The records below:

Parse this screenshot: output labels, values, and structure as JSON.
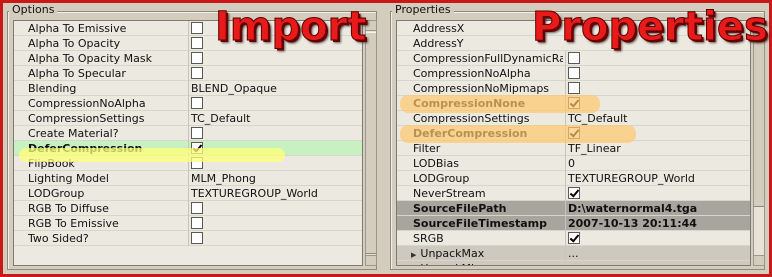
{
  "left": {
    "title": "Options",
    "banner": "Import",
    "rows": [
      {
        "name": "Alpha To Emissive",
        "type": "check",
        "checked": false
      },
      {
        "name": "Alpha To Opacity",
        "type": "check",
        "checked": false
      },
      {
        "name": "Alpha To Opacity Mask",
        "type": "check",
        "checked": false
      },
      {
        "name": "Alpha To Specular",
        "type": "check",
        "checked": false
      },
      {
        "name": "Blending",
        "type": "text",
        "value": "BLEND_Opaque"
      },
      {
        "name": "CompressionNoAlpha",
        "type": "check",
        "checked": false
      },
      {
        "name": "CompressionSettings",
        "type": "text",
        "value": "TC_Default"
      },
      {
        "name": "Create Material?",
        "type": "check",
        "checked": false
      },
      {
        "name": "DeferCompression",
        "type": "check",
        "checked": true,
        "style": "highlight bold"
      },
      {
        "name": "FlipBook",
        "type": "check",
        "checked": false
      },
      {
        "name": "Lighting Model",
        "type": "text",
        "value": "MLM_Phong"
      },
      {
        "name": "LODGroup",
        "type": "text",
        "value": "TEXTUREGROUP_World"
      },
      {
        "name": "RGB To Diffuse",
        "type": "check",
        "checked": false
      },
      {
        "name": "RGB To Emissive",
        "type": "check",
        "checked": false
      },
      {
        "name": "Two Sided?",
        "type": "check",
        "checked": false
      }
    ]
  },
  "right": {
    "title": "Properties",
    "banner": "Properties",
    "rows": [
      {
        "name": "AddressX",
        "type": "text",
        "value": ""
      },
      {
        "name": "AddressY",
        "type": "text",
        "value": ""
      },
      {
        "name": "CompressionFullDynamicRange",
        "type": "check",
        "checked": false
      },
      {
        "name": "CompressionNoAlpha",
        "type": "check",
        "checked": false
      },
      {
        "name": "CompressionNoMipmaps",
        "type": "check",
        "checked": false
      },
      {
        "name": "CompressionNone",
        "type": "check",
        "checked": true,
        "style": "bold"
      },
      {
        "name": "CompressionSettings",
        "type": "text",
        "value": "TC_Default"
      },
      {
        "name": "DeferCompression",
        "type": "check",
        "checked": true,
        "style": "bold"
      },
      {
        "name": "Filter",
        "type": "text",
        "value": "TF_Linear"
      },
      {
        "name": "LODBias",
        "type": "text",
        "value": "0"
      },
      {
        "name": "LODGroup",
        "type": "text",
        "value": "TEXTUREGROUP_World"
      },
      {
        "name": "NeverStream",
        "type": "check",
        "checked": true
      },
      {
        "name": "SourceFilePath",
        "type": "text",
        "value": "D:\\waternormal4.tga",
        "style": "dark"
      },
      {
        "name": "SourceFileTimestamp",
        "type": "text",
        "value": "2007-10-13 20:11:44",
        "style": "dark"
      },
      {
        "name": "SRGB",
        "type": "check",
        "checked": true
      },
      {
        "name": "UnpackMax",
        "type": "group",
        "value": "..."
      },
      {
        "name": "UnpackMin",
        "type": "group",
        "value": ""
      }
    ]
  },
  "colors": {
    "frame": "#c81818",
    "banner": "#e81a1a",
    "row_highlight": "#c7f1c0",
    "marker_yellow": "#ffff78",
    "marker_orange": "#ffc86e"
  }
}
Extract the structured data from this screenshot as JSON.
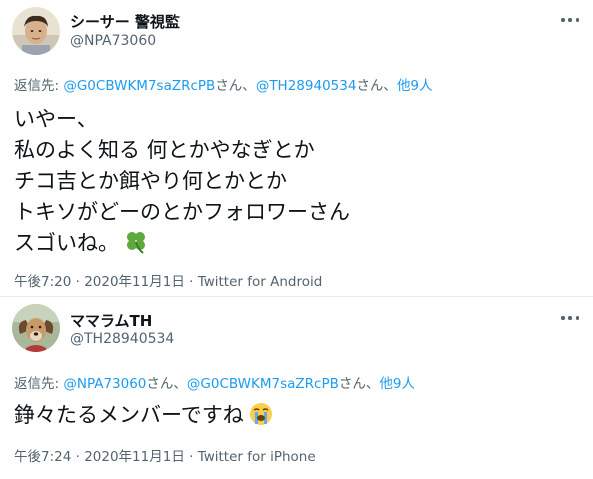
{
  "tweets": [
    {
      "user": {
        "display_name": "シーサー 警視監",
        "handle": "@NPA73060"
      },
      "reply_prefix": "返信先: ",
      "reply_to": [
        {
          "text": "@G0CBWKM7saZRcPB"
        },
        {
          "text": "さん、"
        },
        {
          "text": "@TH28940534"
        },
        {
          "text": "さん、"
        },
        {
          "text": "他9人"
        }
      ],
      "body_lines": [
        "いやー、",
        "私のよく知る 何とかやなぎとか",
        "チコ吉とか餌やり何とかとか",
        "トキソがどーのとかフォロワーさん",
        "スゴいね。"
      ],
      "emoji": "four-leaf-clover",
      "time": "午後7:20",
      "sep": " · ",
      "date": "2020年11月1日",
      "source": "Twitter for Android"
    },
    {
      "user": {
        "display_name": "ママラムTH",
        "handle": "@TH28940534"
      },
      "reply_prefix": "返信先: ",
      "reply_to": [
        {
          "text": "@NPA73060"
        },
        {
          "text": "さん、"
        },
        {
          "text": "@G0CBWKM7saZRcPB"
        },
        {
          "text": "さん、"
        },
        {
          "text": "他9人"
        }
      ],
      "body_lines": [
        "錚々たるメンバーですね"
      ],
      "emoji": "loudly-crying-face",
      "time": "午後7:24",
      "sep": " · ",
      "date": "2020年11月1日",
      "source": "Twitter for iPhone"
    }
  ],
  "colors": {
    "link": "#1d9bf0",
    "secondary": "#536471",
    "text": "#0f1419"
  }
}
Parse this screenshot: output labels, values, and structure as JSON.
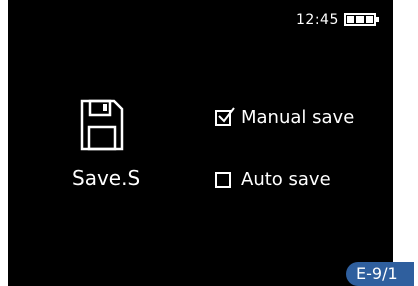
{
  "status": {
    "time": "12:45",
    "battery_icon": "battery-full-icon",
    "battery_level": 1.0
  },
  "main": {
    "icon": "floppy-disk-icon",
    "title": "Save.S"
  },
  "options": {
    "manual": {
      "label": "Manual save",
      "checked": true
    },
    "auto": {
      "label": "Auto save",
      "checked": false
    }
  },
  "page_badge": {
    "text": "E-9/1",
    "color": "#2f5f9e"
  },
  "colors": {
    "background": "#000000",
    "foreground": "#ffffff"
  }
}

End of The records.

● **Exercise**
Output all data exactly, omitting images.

● **Answer**
Parse this screenshot: output labels, values, and structure as JSON.
{
  "left": {
    "title": "Options",
    "banner": "Import",
    "rows": [
      {
        "name": "Alpha To Emissive",
        "type": "check",
        "checked": false
      },
      {
        "name": "Alpha To Opacity",
        "type": "check",
        "checked": false
      },
      {
        "name": "Alpha To Opacity Mask",
        "type": "check",
        "checked": false
      },
      {
        "name": "Alpha To Specular",
        "type": "check",
        "checked": false
      },
      {
        "name": "Blending",
        "type": "text",
        "value": "BLEND_Opaque"
      },
      {
        "name": "CompressionNoAlpha",
        "type": "check",
        "checked": false
      },
      {
        "name": "CompressionSettings",
        "type": "text",
        "value": "TC_Default"
      },
      {
        "name": "Create Material?",
        "type": "check",
        "checked": false
      },
      {
        "name": "DeferCompression",
        "type": "check",
        "checked": true,
        "style": "highlight bold"
      },
      {
        "name": "FlipBook",
        "type": "check",
        "checked": false
      },
      {
        "name": "Lighting Model",
        "type": "text",
        "value": "MLM_Phong"
      },
      {
        "name": "LODGroup",
        "type": "text",
        "value": "TEXTUREGROUP_World"
      },
      {
        "name": "RGB To Diffuse",
        "type": "check",
        "checked": false
      },
      {
        "name": "RGB To Emissive",
        "type": "check",
        "checked": false
      },
      {
        "name": "Two Sided?",
        "type": "check",
        "checked": false
      }
    ]
  },
  "right": {
    "title": "Properties",
    "banner": "Properties",
    "rows": [
      {
        "name": "AddressX",
        "type": "text",
        "value": ""
      },
      {
        "name": "AddressY",
        "type": "text",
        "value": ""
      },
      {
        "name": "CompressionFullDynamicRange",
        "type": "check",
        "checked": false
      },
      {
        "name": "CompressionNoAlpha",
        "type": "check",
        "checked": false
      },
      {
        "name": "CompressionNoMipmaps",
        "type": "check",
        "checked": false
      },
      {
        "name": "CompressionNone",
        "type": "check",
        "checked": true,
        "style": "bold"
      },
      {
        "name": "CompressionSettings",
        "type": "text",
        "value": "TC_Default"
      },
      {
        "name": "DeferCompression",
        "type": "check",
        "checked": true,
        "style": "bold"
      },
      {
        "name": "Filter",
        "type": "text",
        "value": "TF_Linear"
      },
      {
        "name": "LODBias",
        "type": "text",
        "value": "0"
      },
      {
        "name": "LODGroup",
        "type": "text",
        "value": "TEXTUREGROUP_World"
      },
      {
        "name": "NeverStream",
        "type": "check",
        "checked": true
      },
      {
        "name": "SourceFilePath",
        "type": "text",
        "value": "D:\\waternormal4.tga",
        "style": "dark"
      },
      {
        "name": "SourceFileTimestamp",
        "type": "text",
        "value": "2007-10-13 20:11:44",
        "style": "dark"
      },
      {
        "name": "SRGB",
        "type": "check",
        "checked": true
      },
      {
        "name": "UnpackMax",
        "type": "group",
        "value": "..."
      },
      {
        "name": "UnpackMin",
        "type": "group",
        "value": ""
      }
    ]
  },
  "colors": {
    "frame": "#c81818",
    "banner": "#e81a1a",
    "row_highlight": "#c7f1c0",
    "marker_yellow": "#ffff78",
    "marker_orange": "#ffc86e"
  }
}
Extract the structured data from this screenshot as JSON.
{
  "tweets": [
    {
      "user": {
        "display_name": "シーサー 警視監",
        "handle": "@NPA73060"
      },
      "reply_prefix": "返信先: ",
      "reply_to": [
        {
          "text": "@G0CBWKM7saZRcPB"
        },
        {
          "text": "さん、"
        },
        {
          "text": "@TH28940534"
        },
        {
          "text": "さん、"
        },
        {
          "text": "他9人"
        }
      ],
      "body_lines": [
        "いやー、",
        "私のよく知る 何とかやなぎとか",
        "チコ吉とか餌やり何とかとか",
        "トキソがどーのとかフォロワーさん",
        "スゴいね。"
      ],
      "emoji": "four-leaf-clover",
      "time": "午後7:20",
      "sep": " · ",
      "date": "2020年11月1日",
      "source": "Twitter for Android"
    },
    {
      "user": {
        "display_name": "ママラムTH",
        "handle": "@TH28940534"
      },
      "reply_prefix": "返信先: ",
      "reply_to": [
        {
          "text": "@NPA73060"
        },
        {
          "text": "さん、"
        },
        {
          "text": "@G0CBWKM7saZRcPB"
        },
        {
          "text": "さん、"
        },
        {
          "text": "他9人"
        }
      ],
      "body_lines": [
        "錚々たるメンバーですね"
      ],
      "emoji": "loudly-crying-face",
      "time": "午後7:24",
      "sep": " · ",
      "date": "2020年11月1日",
      "source": "Twitter for iPhone"
    }
  ],
  "colors": {
    "link": "#1d9bf0",
    "secondary": "#536471",
    "text": "#0f1419"
  }
}
Parse this screenshot: output labels, values, and structure as JSON.
{
  "status": {
    "time": "12:45",
    "battery_icon": "battery-full-icon",
    "battery_level": 1.0
  },
  "main": {
    "icon": "floppy-disk-icon",
    "title": "Save.S"
  },
  "options": {
    "manual": {
      "label": "Manual save",
      "checked": true
    },
    "auto": {
      "label": "Auto save",
      "checked": false
    }
  },
  "page_badge": {
    "text": "E-9/1",
    "color": "#2f5f9e"
  },
  "colors": {
    "background": "#000000",
    "foreground": "#ffffff"
  }
}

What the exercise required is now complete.